LONDON – European Union officials are refusing to comment on a German Constitutional Court ruling that the European Central Bank overstepped its powers when it decided to buy the debt of EU member states in order to help with their finances.
And at least for the moment, Europe’s financial markets remain largely calm.
Still, the ruling is a severe blow to European integration. And if the objections of Germany’s top judges are not addressed within the next few months, they have the potential of undermining the very foundation of the euro, Europe’s single currency.
The European Central Bank (ECB), which issues and guarantees the euro, is not answerable to any court of an EU member state.
Nevertheless, the ECB sits at the centre of a financial network formed by the 19 national banks of the EU countries which operate the euro and each one of these central banks is bound by its own national legislation.
The ruling of the German Constitutional Court, therefore, formally applies only to the Bundesbank, Germany’s central bank. However, Germany is the EU’s biggest member state and lender of last resort.
Furthermore, the German ruling also raises grave questions not only about the economic management of the continent, but also about Europe’s governance.
The dispute centres around a programme that started in 2015 under which the ECB undertook to buy the public debt of member states to the tune of €2.6 trillion (S$4 trillion).
The programme was always hotly disputed in Germany, largely because it appeared to contravene European treaties, which forbid the ECB from lending money to individual governments in order to cover their borrowing.
But also because it implied that individual European countries did not have to worry too much about their reputation and borrow at cheap rates as they knew that ultimately the ECB would buy their debt, precisely what the Germans always sought to avoid.
“The longer it lasts, the more the side effects and financial stability risks of the very expansive monetary policy will grow,” warned Bundesbank president Jens Weidmann at the end of last year.
Germany’s Constitutional Court has now ruled that at least part of this bond purchasing programme could be considered as indirect financing of government budgets and ECB involvement in economic policy, both of which are prohibited by EU treaties.More seriously still, a 2018 judgment by the European Court of Justice which deemed the ECB programme legal was dismissed in harsh terms by the German court, which branded the ruling as “incomprehensible” and “ultra vires”, a Latin legal term which implies that the European court went beyond the powers the law gave it.
“For the first time in history, the constitutional court has found that the actions and decisions of European bodies overstep their legitimate competence, and therefore have no validity in Germany,” said the court’s president, Mr Andreas Vosskuhle.
An immediate crisis has been averted because Germany’s top judges have given the European central bank three months to come back with an explanation of how its bond purchasing programme may still fit existing treaties.

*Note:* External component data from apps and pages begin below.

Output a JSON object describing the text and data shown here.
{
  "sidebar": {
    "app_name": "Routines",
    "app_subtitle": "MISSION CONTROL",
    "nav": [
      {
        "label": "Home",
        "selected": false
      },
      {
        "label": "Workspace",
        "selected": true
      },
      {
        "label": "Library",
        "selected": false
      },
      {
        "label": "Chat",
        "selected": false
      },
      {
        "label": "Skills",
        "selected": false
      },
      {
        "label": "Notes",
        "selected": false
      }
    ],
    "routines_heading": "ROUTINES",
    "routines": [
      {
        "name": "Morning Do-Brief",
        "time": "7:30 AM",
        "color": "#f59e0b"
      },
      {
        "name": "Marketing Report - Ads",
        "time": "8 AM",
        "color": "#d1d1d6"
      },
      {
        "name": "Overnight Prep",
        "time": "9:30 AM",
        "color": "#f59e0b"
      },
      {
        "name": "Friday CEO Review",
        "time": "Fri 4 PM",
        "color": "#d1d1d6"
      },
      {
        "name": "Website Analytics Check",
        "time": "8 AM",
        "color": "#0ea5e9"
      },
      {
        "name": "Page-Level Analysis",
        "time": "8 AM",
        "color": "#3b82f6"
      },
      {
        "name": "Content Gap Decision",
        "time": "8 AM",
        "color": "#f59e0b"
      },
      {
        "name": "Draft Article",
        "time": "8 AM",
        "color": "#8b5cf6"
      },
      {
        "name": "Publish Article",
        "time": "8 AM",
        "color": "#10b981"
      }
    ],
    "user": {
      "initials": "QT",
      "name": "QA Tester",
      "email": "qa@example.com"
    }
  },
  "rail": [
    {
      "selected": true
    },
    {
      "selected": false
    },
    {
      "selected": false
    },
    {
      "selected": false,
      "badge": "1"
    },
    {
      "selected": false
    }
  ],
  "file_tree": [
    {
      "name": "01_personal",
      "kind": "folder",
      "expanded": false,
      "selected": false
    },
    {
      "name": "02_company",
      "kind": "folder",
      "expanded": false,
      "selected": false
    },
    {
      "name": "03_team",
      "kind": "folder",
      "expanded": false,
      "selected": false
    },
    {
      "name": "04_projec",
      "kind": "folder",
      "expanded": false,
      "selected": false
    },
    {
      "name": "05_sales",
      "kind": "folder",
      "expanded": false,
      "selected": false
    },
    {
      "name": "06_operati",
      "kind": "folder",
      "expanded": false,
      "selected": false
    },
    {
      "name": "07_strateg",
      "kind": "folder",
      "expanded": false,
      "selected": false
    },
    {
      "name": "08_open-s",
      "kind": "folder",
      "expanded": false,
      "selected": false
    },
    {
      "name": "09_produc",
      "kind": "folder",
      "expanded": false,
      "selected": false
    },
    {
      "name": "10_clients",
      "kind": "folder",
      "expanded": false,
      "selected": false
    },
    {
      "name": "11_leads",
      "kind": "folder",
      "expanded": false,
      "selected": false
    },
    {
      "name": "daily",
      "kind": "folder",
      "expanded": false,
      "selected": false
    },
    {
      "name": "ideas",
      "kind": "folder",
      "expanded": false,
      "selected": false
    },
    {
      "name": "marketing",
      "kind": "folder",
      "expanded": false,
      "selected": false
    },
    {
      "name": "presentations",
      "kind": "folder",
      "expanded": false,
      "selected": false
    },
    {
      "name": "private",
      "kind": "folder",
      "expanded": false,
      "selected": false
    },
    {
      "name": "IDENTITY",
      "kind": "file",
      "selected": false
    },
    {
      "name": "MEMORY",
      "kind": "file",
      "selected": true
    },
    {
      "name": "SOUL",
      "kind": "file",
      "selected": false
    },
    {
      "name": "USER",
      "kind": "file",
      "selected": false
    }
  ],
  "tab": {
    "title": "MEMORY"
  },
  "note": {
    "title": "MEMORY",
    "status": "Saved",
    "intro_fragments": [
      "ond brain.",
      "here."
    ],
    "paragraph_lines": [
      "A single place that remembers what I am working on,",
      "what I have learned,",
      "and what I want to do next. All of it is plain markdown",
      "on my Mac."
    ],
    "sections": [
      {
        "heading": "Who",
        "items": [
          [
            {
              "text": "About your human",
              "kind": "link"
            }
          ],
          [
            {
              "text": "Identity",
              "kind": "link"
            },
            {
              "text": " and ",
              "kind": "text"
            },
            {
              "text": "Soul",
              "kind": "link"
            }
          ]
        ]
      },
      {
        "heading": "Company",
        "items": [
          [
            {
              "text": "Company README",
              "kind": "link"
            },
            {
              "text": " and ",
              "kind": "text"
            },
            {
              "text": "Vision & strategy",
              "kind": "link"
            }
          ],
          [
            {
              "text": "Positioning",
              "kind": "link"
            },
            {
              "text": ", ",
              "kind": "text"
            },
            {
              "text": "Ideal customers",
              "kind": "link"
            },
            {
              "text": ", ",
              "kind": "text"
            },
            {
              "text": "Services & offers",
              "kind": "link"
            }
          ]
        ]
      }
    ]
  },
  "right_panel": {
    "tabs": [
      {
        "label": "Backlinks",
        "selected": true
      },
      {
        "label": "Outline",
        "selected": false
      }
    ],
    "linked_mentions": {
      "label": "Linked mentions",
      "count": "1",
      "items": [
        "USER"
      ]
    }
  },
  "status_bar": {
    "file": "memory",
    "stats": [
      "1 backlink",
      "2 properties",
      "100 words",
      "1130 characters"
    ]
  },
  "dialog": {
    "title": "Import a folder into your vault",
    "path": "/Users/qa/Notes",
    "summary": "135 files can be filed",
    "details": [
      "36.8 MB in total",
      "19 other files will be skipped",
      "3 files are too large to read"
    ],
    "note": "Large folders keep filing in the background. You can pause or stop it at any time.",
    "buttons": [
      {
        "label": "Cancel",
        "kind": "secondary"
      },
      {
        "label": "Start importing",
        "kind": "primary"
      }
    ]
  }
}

Financial markets around the world, therefore, assume that a compromise could be found.
Furthermore, Mr Vosskuhle was also at pains to point out that his court’s decision does not prevent EU member states from helping each other with the coronavirus crisis by transferring money through other means, including increased contributions to the central EU budget.
Still, the German ruling is revolutionary and bound to have a serious impact on the future of Europe.
In effect, the German court has given itself exclusive powers to decide how EU treaties are to be interpreted. And it has fired a warning shot in the direction of German politicians by reminding them that it would be virtually impossible to put together a European-wide system of sharing public debt unless they are prepared to change existing treaties.
German Chancellor Angela Merkel has refused to be drawn into discussing the court ruling. But she knows only too well that the judgment puts an end to any hope of issuing the so-called “Coronabonds”, which would have allowed EU states to borrow jointly in order to help their economies recover from the pandemic.
So while Europe may have avoided an immediate crisis, the battle over the continent’s financial arrangements is only likely to intensify.